Directions :: Your answer should be the full listing, copied word for word.

Content starts

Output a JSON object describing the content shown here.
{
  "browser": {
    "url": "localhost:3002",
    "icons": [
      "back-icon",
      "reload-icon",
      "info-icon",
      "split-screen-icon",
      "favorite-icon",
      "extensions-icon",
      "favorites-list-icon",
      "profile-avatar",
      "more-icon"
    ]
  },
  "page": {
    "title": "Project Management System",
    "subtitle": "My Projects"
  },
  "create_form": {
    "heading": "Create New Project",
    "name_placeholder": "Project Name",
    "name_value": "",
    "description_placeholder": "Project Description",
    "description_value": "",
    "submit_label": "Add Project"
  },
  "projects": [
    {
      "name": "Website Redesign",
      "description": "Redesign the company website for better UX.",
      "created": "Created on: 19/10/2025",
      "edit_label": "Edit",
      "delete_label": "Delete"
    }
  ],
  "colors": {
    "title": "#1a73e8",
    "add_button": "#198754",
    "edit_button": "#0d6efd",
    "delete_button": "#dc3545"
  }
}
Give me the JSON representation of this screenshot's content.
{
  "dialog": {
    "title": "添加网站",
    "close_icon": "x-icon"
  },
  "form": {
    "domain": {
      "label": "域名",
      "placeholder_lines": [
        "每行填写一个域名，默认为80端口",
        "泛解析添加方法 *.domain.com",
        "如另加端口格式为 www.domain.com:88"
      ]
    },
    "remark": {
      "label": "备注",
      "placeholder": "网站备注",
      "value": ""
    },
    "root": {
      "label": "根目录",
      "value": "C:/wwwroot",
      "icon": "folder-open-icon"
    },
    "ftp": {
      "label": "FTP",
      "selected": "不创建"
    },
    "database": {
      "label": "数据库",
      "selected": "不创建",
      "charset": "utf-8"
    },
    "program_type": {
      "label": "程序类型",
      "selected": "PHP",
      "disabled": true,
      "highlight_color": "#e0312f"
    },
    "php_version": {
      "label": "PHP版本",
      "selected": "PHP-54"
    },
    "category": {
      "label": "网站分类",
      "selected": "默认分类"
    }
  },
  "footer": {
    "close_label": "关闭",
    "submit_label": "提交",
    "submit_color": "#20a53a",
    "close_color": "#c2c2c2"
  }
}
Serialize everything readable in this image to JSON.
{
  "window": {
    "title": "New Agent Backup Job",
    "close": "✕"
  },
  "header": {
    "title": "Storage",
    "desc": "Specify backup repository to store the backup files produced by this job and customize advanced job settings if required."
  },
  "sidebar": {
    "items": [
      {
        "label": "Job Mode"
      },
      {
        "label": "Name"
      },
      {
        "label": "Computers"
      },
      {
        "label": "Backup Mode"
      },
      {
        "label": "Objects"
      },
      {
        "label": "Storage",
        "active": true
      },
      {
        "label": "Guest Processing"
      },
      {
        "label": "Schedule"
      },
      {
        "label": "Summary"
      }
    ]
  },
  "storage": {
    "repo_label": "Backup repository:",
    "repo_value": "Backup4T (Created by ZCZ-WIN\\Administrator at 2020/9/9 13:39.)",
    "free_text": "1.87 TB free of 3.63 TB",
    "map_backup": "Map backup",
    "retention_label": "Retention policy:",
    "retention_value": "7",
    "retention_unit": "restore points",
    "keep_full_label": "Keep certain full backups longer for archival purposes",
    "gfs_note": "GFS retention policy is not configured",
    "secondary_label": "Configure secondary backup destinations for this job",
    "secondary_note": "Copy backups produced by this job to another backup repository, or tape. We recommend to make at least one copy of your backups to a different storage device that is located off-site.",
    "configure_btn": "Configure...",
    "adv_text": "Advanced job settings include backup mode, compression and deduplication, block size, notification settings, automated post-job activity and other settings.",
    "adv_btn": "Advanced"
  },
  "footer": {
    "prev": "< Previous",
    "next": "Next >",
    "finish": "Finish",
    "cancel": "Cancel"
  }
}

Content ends

Solution to the exercise ::
Output a JSON object describing the content shown here.
{
  "browser": {
    "url": "localhost:3002",
    "icons": [
      "back-icon",
      "reload-icon",
      "info-icon",
      "split-screen-icon",
      "favorite-icon",
      "extensions-icon",
      "favorites-list-icon",
      "profile-avatar",
      "more-icon"
    ]
  },
  "page": {
    "title": "Project Management System",
    "subtitle": "My Projects"
  },
  "create_form": {
    "heading": "Create New Project",
    "name_placeholder": "Project Name",
    "name_value": "",
    "description_placeholder": "Project Description",
    "description_value": "",
    "submit_label": "Add Project"
  },
  "projects": [
    {
      "name": "Website Redesign",
      "description": "Redesign the company website for better UX.",
      "created": "Created on: 19/10/2025",
      "edit_label": "Edit",
      "delete_label": "Delete"
    }
  ],
  "colors": {
    "title": "#1a73e8",
    "add_button": "#198754",
    "edit_button": "#0d6efd",
    "delete_button": "#dc3545"
  }
}
Give me the JSON representation of this screenshot's content.
{
  "dialog": {
    "title": "添加网站",
    "close_icon": "x-icon"
  },
  "form": {
    "domain": {
      "label": "域名",
      "placeholder_lines": [
        "每行填写一个域名，默认为80端口",
        "泛解析添加方法 *.domain.com",
        "如另加端口格式为 www.domain.com:88"
      ]
    },
    "remark": {
      "label": "备注",
      "placeholder": "网站备注",
      "value": ""
    },
    "root": {
      "label": "根目录",
      "value": "C:/wwwroot",
      "icon": "folder-open-icon"
    },
    "ftp": {
      "label": "FTP",
      "selected": "不创建"
    },
    "database": {
      "label": "数据库",
      "selected": "不创建",
      "charset": "utf-8"
    },
    "program_type": {
      "label": "程序类型",
      "selected": "PHP",
      "disabled": true,
      "highlight_color": "#e0312f"
    },
    "php_version": {
      "label": "PHP版本",
      "selected": "PHP-54"
    },
    "category": {
      "label": "网站分类",
      "selected": "默认分类"
    }
  },
  "footer": {
    "close_label": "关闭",
    "submit_label": "提交",
    "submit_color": "#20a53a",
    "close_color": "#c2c2c2"
  }
}
Serialize everything readable in this image to JSON.
{
  "window": {
    "title": "New Agent Backup Job",
    "close": "✕"
  },
  "header": {
    "title": "Storage",
    "desc": "Specify backup repository to store the backup files produced by this job and customize advanced job settings if required."
  },
  "sidebar": {
    "items": [
      {
        "label": "Job Mode"
      },
      {
        "label": "Name"
      },
      {
        "label": "Computers"
      },
      {
        "label": "Backup Mode"
      },
      {
        "label": "Objects"
      },
      {
        "label": "Storage",
        "active": true
      },
      {
        "label": "Guest Processing"
      },
      {
        "label": "Schedule"
      },
      {
        "label": "Summary"
      }
    ]
  },
  "storage": {
    "repo_label": "Backup repository:",
    "repo_value": "Backup4T (Created by ZCZ-WIN\\Administrator at 2020/9/9 13:39.)",
    "free_text": "1.87 TB free of 3.63 TB",
    "map_backup": "Map backup",
    "retention_label": "Retention policy:",
    "retention_value": "7",
    "retention_unit": "restore points",
    "keep_full_label": "Keep certain full backups longer for archival purposes",
    "gfs_note": "GFS retention policy is not configured",
    "secondary_label": "Configure secondary backup destinations for this job",
    "secondary_note": "Copy backups produced by this job to another backup repository, or tape. We recommend to make at least one copy of your backups to a different storage device that is located off-site.",
    "configure_btn": "Configure...",
    "adv_text": "Advanced job settings include backup mode, compression and deduplication, block size, notification settings, automated post-job activity and other settings.",
    "adv_btn": "Advanced"
  },
  "footer": {
    "prev": "< Previous",
    "next": "Next >",
    "finish": "Finish",
    "cancel": "Cancel"
  }
}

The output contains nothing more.